Your weekend reading
- In The Pastry Box this week, Eric Meyer reminds us: "In every heart, a secret calendar." As more and more of our lives are recorded on the web, we have to build better, more human, tools that help us remember (and forget) our secret calendars on our own terms. —Marie Connelly, blog editor
- Luke Wroblewski adds another layer to the “fold or no fold” debate. What make this worth checking out is that he’s looking at the issue of the fold from a position of metrics and data, which provides a bit more context to the debate. —Erin Lynch, production manager
- Last week Mozilla announced that it is "setting a date after which all new features [in Firefox] will be available only to secure websites"—that is, those that use https instead of http. Mozilla's heart is in the right place: it wants to minimize security threats to users and the web. But we wonder what impact this will have on sites that can't, won't, or don't know to convert to https—especially if other browsers follow suit. A low barrier is what keeps the open web open. —Jeffrey Zeldman, founder and publisher
- Reverse OCR is Darius Kazemi's ace record of what happens when a young bot tries to write words; "stunted chicken scratch" is pretty generous. Or, try your own hand at static bots—built in Google Sheets with no programming. Allison Parrish gives the rundown. Let's make some toys. —Tina Lee, contributing editor
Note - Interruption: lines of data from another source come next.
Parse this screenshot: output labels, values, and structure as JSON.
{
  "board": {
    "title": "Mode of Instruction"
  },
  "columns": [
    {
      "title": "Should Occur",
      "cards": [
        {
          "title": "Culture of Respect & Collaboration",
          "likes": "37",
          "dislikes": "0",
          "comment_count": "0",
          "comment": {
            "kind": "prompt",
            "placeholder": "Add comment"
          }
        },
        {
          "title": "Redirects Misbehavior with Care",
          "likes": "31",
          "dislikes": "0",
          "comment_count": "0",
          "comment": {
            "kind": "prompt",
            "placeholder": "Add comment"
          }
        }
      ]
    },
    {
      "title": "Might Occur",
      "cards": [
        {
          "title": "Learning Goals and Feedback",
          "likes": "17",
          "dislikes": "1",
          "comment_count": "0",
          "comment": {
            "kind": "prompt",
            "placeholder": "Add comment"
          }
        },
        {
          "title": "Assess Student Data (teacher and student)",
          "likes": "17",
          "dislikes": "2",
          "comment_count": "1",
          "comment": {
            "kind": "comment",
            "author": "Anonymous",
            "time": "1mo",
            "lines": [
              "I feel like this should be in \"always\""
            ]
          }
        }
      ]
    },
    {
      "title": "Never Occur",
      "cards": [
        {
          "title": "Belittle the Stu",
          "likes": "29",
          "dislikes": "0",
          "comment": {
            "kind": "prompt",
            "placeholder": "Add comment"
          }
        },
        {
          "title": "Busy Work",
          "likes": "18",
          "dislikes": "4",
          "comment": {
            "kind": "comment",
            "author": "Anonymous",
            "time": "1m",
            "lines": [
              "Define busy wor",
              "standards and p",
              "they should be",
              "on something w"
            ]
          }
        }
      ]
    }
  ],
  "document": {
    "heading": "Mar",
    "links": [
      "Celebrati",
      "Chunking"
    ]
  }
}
- "But no one really needs an Apple Watch!" Or do they? Deafblind advocate Molly Watts's detailed account of her first five days with an Apple Watch will challenge your assumptions about why, how, and when people use all kinds of devices. —Sara Wachter-Boettcher, editor-in-chief